July 5, 2016 20:50 ET
The absolutely bull whipping of investors in foreign real estate continued today as 2 more property funds in the United Kingdom froze redemptions after Standard Life started the ball rolling on July 4th.
M&G became the third company to shut down redemptions from its property fund as it stated (via Bloomberg):
“Investor redemptions in the fund have risen markedly because of the high levels of uncertainty in the U.K. commercial property market since the outcome of the European Union referendum.
Redemptions have now reached a point where M&G believes it can best protect the interests of the funds’ shareholders by seeking a temporary suspension in trading.”
This means that not only are people trying to flee the British real estate investment market before the English Pound declines even further versus the U.S. Dollar, but before the government stops investors from fleeing so as to give these companies enough time to liquidate assets to fill redemption requests.
But the United Kingdom is not the only problem.
Italy is on the verge of a major banking crisis so severe that Prime Minister Renzi is considering unilateral action outside of the legal parameters acceptable to the European Union and European Central Bank. There is even discussion among the minority parties in Italy, and Renzi is listening, about calls for a referendum on Italy to withdraw from the European Monetary Union, attempt to negotiate the trade agreements to remain at status quo, and reintroduce the Italian Lira to replace the Euro!
Such a course of action or even the European Union mandated “bail-in” process, will lead to all foreign investment in that country to flee starting with real estate holdings and equities, eventually leading to a rush for the exits to liquidate Italian government and corporate bonds.
The theory being propagated by the financial world and Bubblemedia is that the funds currently leaving the U.K. and Europe will return to the relative safety and higher returns available in Asia.
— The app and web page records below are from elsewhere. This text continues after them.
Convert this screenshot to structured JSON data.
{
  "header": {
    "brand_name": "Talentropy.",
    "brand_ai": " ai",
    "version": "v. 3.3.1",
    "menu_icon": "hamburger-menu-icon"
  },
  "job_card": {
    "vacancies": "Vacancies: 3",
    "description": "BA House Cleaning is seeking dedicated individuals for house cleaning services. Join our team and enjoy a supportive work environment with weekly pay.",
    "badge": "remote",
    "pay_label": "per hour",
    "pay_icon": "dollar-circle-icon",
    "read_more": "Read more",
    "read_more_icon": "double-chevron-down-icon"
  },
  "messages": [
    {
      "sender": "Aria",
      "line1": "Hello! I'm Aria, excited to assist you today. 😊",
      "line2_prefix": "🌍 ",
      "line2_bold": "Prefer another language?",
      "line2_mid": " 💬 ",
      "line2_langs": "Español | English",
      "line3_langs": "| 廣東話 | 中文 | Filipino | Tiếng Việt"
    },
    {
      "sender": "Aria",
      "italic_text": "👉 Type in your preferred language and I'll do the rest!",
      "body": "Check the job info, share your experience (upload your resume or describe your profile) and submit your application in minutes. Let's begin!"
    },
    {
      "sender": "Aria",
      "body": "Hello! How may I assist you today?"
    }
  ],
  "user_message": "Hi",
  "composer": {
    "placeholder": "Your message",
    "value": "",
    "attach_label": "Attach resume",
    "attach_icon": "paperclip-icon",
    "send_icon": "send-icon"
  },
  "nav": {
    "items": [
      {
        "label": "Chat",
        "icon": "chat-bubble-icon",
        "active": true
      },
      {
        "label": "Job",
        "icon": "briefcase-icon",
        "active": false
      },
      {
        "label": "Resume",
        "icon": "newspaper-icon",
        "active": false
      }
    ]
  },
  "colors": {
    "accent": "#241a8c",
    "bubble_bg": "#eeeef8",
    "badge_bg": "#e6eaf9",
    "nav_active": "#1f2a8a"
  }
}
Unfortunately for them, that theory is also being blown out of the water as real estate holdings in Singapore and Hong Kong are starting to face major headwinds.
From the South China Morning Post on the evening of July 5:
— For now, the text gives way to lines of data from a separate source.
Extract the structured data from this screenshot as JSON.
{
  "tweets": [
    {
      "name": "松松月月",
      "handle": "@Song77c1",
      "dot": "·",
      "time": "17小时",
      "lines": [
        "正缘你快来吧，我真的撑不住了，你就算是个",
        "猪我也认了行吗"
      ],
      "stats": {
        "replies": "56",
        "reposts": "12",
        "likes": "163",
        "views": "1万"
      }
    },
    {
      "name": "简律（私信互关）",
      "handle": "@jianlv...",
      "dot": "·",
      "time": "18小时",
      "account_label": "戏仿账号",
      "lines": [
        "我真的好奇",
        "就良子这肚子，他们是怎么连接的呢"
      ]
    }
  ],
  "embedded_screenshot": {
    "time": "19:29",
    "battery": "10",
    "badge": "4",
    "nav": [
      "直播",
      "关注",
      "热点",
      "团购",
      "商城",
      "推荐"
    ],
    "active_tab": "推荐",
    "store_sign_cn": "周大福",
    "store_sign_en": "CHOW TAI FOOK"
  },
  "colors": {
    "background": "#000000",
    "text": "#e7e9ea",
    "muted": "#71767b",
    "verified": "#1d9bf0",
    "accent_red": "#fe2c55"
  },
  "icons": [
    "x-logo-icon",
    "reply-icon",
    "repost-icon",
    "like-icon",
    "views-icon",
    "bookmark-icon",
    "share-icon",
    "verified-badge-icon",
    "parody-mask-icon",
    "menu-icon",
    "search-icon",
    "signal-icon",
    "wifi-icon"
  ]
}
Hong Kong’s overall property sales plunged nearly 40 per cent in the six months ending June compared with last year, according to the latest figures from Midland Realty.
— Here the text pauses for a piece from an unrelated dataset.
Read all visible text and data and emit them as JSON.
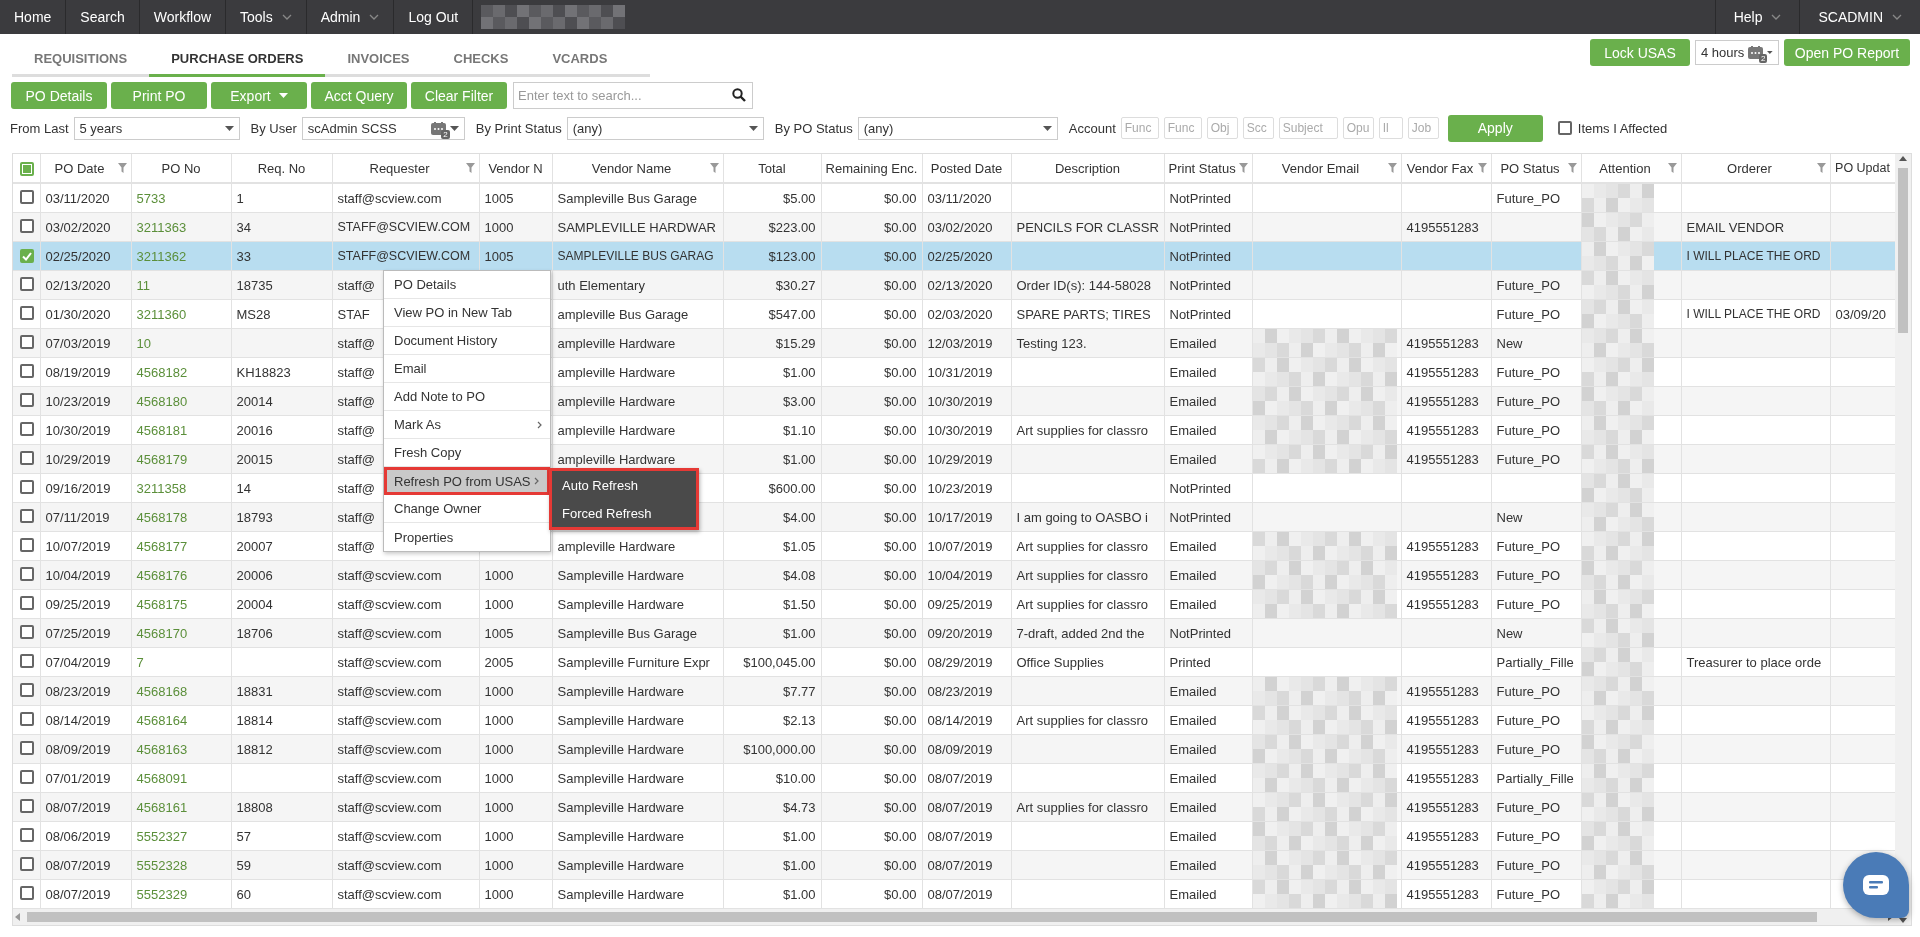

Despite a recent improvement in sentiment, the agent said the dim economic outlook and increased home supply continued to cast a shadow over the market.
Midland said it had “the worst six-month number recorded” since it started surveying prices in 1991, after registering 26,571 deals in the period, a 39.1 per cent slump on the 43,636 deals signed in the first half of 2015.
The latest figures show total sales values fell 39.2 per cent in the six months to HK$189.5 billion, according to the data released by Midland.
So if Hong Kong is experiencing a slump in one of the most expensive real estate centers of the Western world, what is happening in Singapore? Also from the SCMP on June 7, 2016:
“Between Singapore and Hong Kong, I think Singapore has more price downward adjustment. So, we like it and we are keeping an eye on there,” said Richard Yue, chief executive at Arch Capital.
In contrast, Hong Kong property is still expensive and it is expected that home prices in the New Territories – where new supply is heavy – could face more consolidation than those in urban areas.
“I do not have a crystal ball,” he said referring to when the Hong Kong correction will end.
LaSalle Investment Management last week said Singapore’s property market may be closer to a bottom than Hong Kong.
A turning point in the city state’s property cycle “is probably closer and more advanced than Hong Kong, so we feel the market is bottoming out”, LaSalle said.
The problem is not which nation or banking system hits the bottom first; the problem is what happens if the house of cards in China and/or the United States collapse before a true bottom is found in any nation pushing the world into a worldwide a recession or worse. Stay tuned as American commercial real estate is already flashing warning signs that the next recession is on the horizon.
In the mean time, I return my reader to the Bubblevision mantra of buy moar stocks: